PSI, in case you weren’t familiar, stands for pounds per square inch. This refers to the amount of water being expressed by the pressure washer in a minute’s time.
Nozzles and Attachments
Your pressure washer also comes with different nozzles and attachments. The nozzles are different colored. Each has a different function. Use the wrong nozzle and the wrong PSI for a job, and you won’t get the results you’re expecting (and you could cause damage). Here’s a rundown of the nozzles:
- Black (most gentle): 65-degree angle; best for wetting surfaces
- White: 40-degree angle; great for windows and siding
- Green: 25-degree angle; best for car cleaning or removing mildew from deck furniture or decks
- Yellow: 15-degree angle; best for concrete
- Red (most aggressive): 0-degree angle; best for tough spots but never to be used up close
Additional attachments are also available. You can get a pole extension allowing you to reach high-up places. The pressure washing broom and surface cleaner are excellent options if you’re looking to clean large areas such as your driveway. Meanwhile, the rotary nozzle adds extra emphasis to removing stains and accumulated grime.
Preparing to Pressure Wash
Preparation is a critical and major step in pressure washing. It depends on what surface you’re cleaning, of course, to know what kind of prep is needed, but here are some general guidelines.
- Move any items you don’t want pressure washed away from the work area; this includes pots, patio furniture, toys, grills, vehicles, etc.
- Seal windows, doors, and areas where water could escape into
- Close electrical outlets that could be hit during the pressure washing
- Prepare your materials—hose, gloves, safety goggles, cleaning detergents, etc.
Another part of preparation is cleaning the surface you plan to pressure wash. That’s right…cleaning requires a cleaning. Remove any dust or debris that you can by sweeping the area that you plan to clean. Once your area has been swept, you’ll want to follow specific instructions on the surface.
For example, if you’re cleaning a driveway, after you remove debris, you’ll want to degrease the surface. A degreasing spray for concrete is available at any hardware store. To prepare the surface, you’ll spray the degreaser and then scrub it in with a firm broom, or you’ll scrub it in using your pressure washer.
How to Pressure Wash
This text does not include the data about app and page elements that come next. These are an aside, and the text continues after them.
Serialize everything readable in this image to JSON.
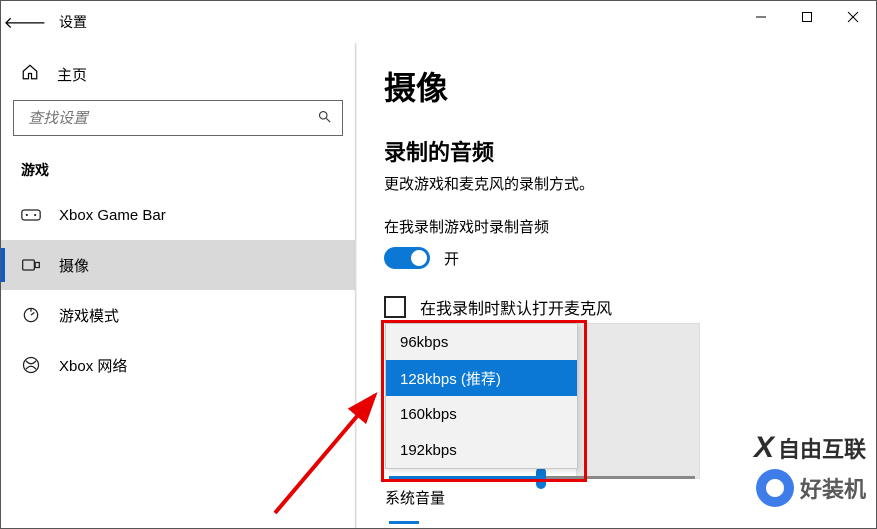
{
  "window_title": "设置",
  "titlebar": {
    "back_icon": "←"
  },
  "sidebar": {
    "home_label": "主页",
    "search_placeholder": "查找设置",
    "section_label": "游戏",
    "items": [
      {
        "label": "Xbox Game Bar"
      },
      {
        "label": "摄像"
      },
      {
        "label": "游戏模式"
      },
      {
        "label": "Xbox 网络"
      }
    ]
  },
  "main": {
    "title": "摄像",
    "audio_heading": "录制的音频",
    "audio_desc": "更改游戏和麦克风的录制方式。",
    "toggle_label": "在我录制游戏时录制音频",
    "toggle_state_label": "开",
    "checkbox_label": "在我录制时默认打开麦克风",
    "volume_label": "系统音量",
    "dropdown_options": [
      "96kbps",
      "128kbps (推荐)",
      "160kbps",
      "192kbps"
    ],
    "dropdown_selected_index": 1
  },
  "watermarks": {
    "wm1": "自由互联",
    "wm2": "好装机"
  }
}
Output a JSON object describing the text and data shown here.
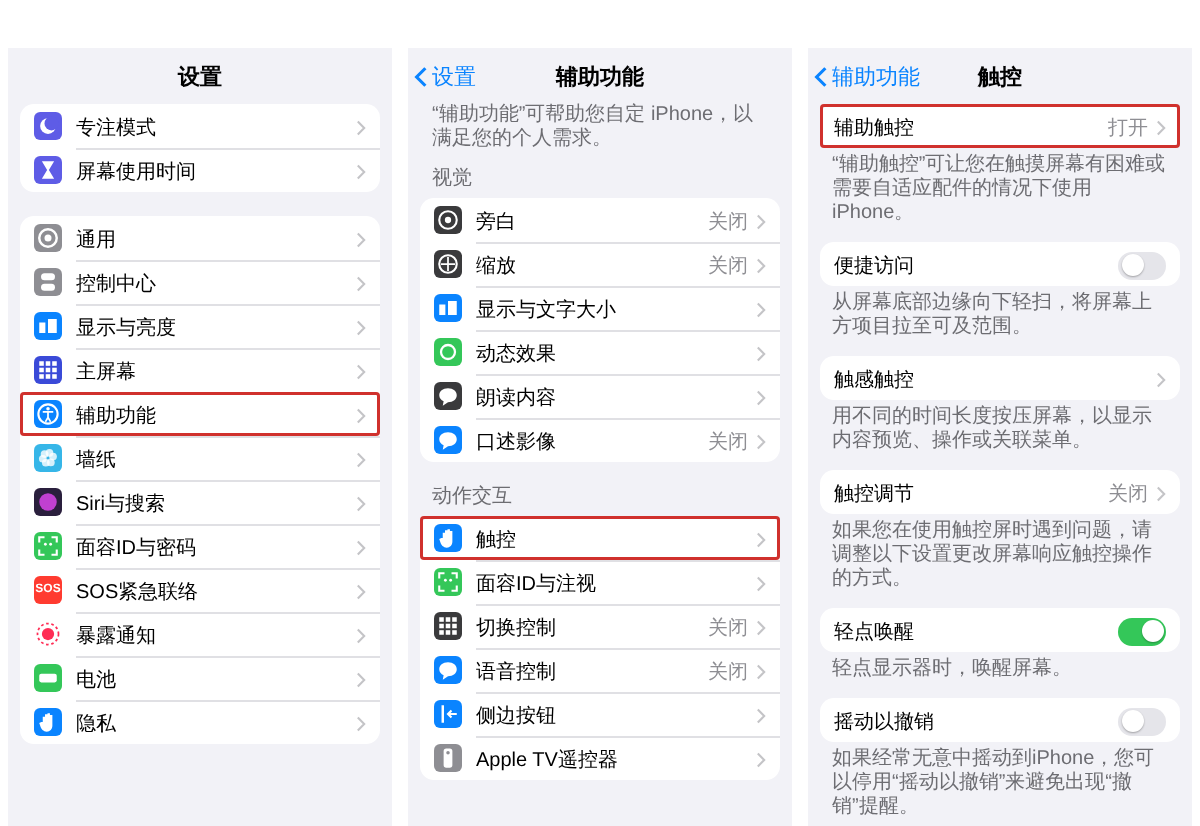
{
  "panels": [
    {
      "nav": {
        "title": "设置"
      },
      "sections": [
        {
          "rows": [
            {
              "kind": "link",
              "icon": {
                "kind": "moon",
                "color": "#5e5ce6"
              },
              "label": "专注模式",
              "highlighted": false
            },
            {
              "kind": "link",
              "icon": {
                "kind": "hourglass",
                "color": "#5e5ce6"
              },
              "label": "屏幕使用时间",
              "highlighted": false
            }
          ]
        },
        {
          "rows": [
            {
              "kind": "link",
              "icon": {
                "kind": "gear",
                "color": "#8e8e93"
              },
              "label": "通用",
              "highlighted": false
            },
            {
              "kind": "link",
              "icon": {
                "kind": "toggles",
                "color": "#8e8e93"
              },
              "label": "控制中心",
              "highlighted": false
            },
            {
              "kind": "link",
              "icon": {
                "kind": "text-size",
                "color": "#0a84ff"
              },
              "label": "显示与亮度",
              "highlighted": false
            },
            {
              "kind": "link",
              "icon": {
                "kind": "grid",
                "color": "#3a4ad8"
              },
              "label": "主屏幕",
              "highlighted": false
            },
            {
              "kind": "link",
              "icon": {
                "kind": "person",
                "color": "#0a84ff"
              },
              "label": "辅助功能",
              "highlighted": true
            },
            {
              "kind": "link",
              "icon": {
                "kind": "flower",
                "color": "#36b6e8"
              },
              "label": "墙纸",
              "highlighted": false
            },
            {
              "kind": "link",
              "icon": {
                "kind": "orb",
                "color": "#2a1f3d"
              },
              "label": "Siri与搜索",
              "highlighted": false
            },
            {
              "kind": "link",
              "icon": {
                "kind": "face",
                "color": "#34c759"
              },
              "label": "面容ID与密码",
              "highlighted": false
            },
            {
              "kind": "link",
              "icon": {
                "kind": "label",
                "color": "#ff3b30",
                "text": "SOS"
              },
              "label": "SOS紧急联络",
              "highlighted": false
            },
            {
              "kind": "link",
              "icon": {
                "kind": "dots",
                "color": "#ff2d55"
              },
              "label": "暴露通知",
              "highlighted": false
            },
            {
              "kind": "link",
              "icon": {
                "kind": "battery",
                "color": "#34c759"
              },
              "label": "电池",
              "highlighted": false
            },
            {
              "kind": "link",
              "icon": {
                "kind": "hand",
                "color": "#0a84ff"
              },
              "label": "隐私",
              "highlighted": false
            }
          ]
        }
      ]
    },
    {
      "nav": {
        "back": "设置",
        "title": "辅助功能"
      },
      "intro": "“辅助功能”可帮助您自定 iPhone，以满足您的个人需求。",
      "sections": [
        {
          "header": "视觉",
          "rows": [
            {
              "kind": "link",
              "icon": {
                "kind": "speaker",
                "color": "#3a3a3c"
              },
              "label": "旁白",
              "value": "关闭",
              "highlighted": false
            },
            {
              "kind": "link",
              "icon": {
                "kind": "zoom",
                "color": "#3a3a3c"
              },
              "label": "缩放",
              "value": "关闭",
              "highlighted": false
            },
            {
              "kind": "link",
              "icon": {
                "kind": "text-size",
                "color": "#0a84ff"
              },
              "label": "显示与文字大小",
              "highlighted": false
            },
            {
              "kind": "link",
              "icon": {
                "kind": "motion",
                "color": "#34c759"
              },
              "label": "动态效果",
              "highlighted": false
            },
            {
              "kind": "link",
              "icon": {
                "kind": "speech",
                "color": "#3a3a3c"
              },
              "label": "朗读内容",
              "highlighted": false
            },
            {
              "kind": "link",
              "icon": {
                "kind": "speech",
                "color": "#0a84ff"
              },
              "label": "口述影像",
              "value": "关闭",
              "highlighted": false
            }
          ]
        },
        {
          "header": "动作交互",
          "rows": [
            {
              "kind": "link",
              "icon": {
                "kind": "hand",
                "color": "#0a84ff"
              },
              "label": "触控",
              "highlighted": true
            },
            {
              "kind": "link",
              "icon": {
                "kind": "face",
                "color": "#34c759"
              },
              "label": "面容ID与注视",
              "highlighted": false
            },
            {
              "kind": "link",
              "icon": {
                "kind": "grid",
                "color": "#3a3a3c"
              },
              "label": "切换控制",
              "value": "关闭",
              "highlighted": false
            },
            {
              "kind": "link",
              "icon": {
                "kind": "speech",
                "color": "#0a84ff"
              },
              "label": "语音控制",
              "value": "关闭",
              "highlighted": false
            },
            {
              "kind": "link",
              "icon": {
                "kind": "side",
                "color": "#0a84ff"
              },
              "label": "侧边按钮",
              "highlighted": false
            },
            {
              "kind": "link",
              "icon": {
                "kind": "remote",
                "color": "#8e8e93"
              },
              "label": "Apple TV遥控器",
              "highlighted": false
            }
          ]
        }
      ]
    },
    {
      "nav": {
        "back": "辅助功能",
        "title": "触控"
      },
      "sections": [
        {
          "rows": [
            {
              "kind": "link",
              "label": "辅助触控",
              "value": "打开",
              "highlighted": true
            }
          ],
          "footer": "“辅助触控”可让您在触摸屏幕有困难或需要自适应配件的情况下使用iPhone。"
        },
        {
          "rows": [
            {
              "kind": "toggle",
              "label": "便捷访问",
              "on": false,
              "highlighted": false
            }
          ],
          "footer": "从屏幕底部边缘向下轻扫，将屏幕上方项目拉至可及范围。"
        },
        {
          "rows": [
            {
              "kind": "link",
              "label": "触感触控",
              "highlighted": false
            }
          ],
          "footer": "用不同的时间长度按压屏幕，以显示内容预览、操作或关联菜单。"
        },
        {
          "rows": [
            {
              "kind": "link",
              "label": "触控调节",
              "value": "关闭",
              "highlighted": false
            }
          ],
          "footer": "如果您在使用触控屏时遇到问题，请调整以下设置更改屏幕响应触控操作的方式。"
        },
        {
          "rows": [
            {
              "kind": "toggle",
              "label": "轻点唤醒",
              "on": true,
              "highlighted": false
            }
          ],
          "footer": "轻点显示器时，唤醒屏幕。"
        },
        {
          "rows": [
            {
              "kind": "toggle",
              "label": "摇动以撤销",
              "on": false,
              "highlighted": false
            }
          ],
          "footer": "如果经常无意中摇动到iPhone，您可以停用“摇动以撤销”来避免出现“撤销”提醒。"
        }
      ]
    }
  ]
}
Now you’re ready for the actual pressure washing. If you’re wondering, “Wait, that earlier step wasn’t pressure washing? What is pressure washing?” Not to worry. The previous step, while using the pressure washer, is not the pressure washing step that actually creates the effective result described earlier.
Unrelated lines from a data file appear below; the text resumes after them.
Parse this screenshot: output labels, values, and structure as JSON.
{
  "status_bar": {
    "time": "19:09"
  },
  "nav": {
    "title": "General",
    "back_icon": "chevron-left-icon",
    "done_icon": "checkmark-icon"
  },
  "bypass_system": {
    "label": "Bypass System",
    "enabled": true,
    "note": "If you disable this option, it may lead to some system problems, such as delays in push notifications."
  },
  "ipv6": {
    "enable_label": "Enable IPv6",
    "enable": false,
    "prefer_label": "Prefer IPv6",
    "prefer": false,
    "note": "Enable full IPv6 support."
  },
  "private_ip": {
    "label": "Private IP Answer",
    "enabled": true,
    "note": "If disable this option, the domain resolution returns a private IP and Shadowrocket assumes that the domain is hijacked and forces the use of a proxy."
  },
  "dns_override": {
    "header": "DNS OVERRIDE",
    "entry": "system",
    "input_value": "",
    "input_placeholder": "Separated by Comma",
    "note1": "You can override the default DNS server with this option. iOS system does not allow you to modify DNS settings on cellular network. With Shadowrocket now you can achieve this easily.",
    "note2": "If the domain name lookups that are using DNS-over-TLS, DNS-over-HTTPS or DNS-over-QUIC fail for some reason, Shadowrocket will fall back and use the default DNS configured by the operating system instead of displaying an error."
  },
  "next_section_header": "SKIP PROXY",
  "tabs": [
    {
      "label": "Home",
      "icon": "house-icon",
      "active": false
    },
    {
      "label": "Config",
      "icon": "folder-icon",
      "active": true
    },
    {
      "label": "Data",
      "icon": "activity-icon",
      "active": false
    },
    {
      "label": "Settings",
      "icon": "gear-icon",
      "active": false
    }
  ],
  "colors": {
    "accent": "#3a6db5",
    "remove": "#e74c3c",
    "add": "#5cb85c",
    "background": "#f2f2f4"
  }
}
You’ll follow the steps on your pressure washer’s instruction manual to hook up the hose and to make sure that you have the correct nozzle on your wand.
There will be times where you use an additional agent for cleaning the surface. These will be made specific to pressure washers.
Now you’re ready to spray. Keep your wand a safe distance from the surface you’re spraying. Again, getting too close or using too high a pressure can cause damage. Generally, you’ll want to keep your nozzle four inches from the surface you’re. It’s your job, though, to read to determine the PSI, the nozzle type, and the distance for a pressure washing job.
Because pressure washing involves using a high-powered machine and because it typically doesn’t need to be done more than once or twice a year, many people hire professionals. This eliminates the time it takes to do the job (especially for someone not versed in using pressure washers) as well as the stress of potentially causing damage by pressure washing at too high a pressure or with the wrong nozzle.
Pressure washing is an important way to keep your property clean and new. Pressure washing results in fewer repairs and less damage over time, so it’s definitely worthwhile to pressure wash.
Pressure washing makes a huge difference in your property’s appearance, safety, and longevity. Pressure washing is incredibly rewarding, but there are risks, which is why many contact us, Advanced Cleaning, to handle their pressure washing needs. Professionals let you clean with confidence.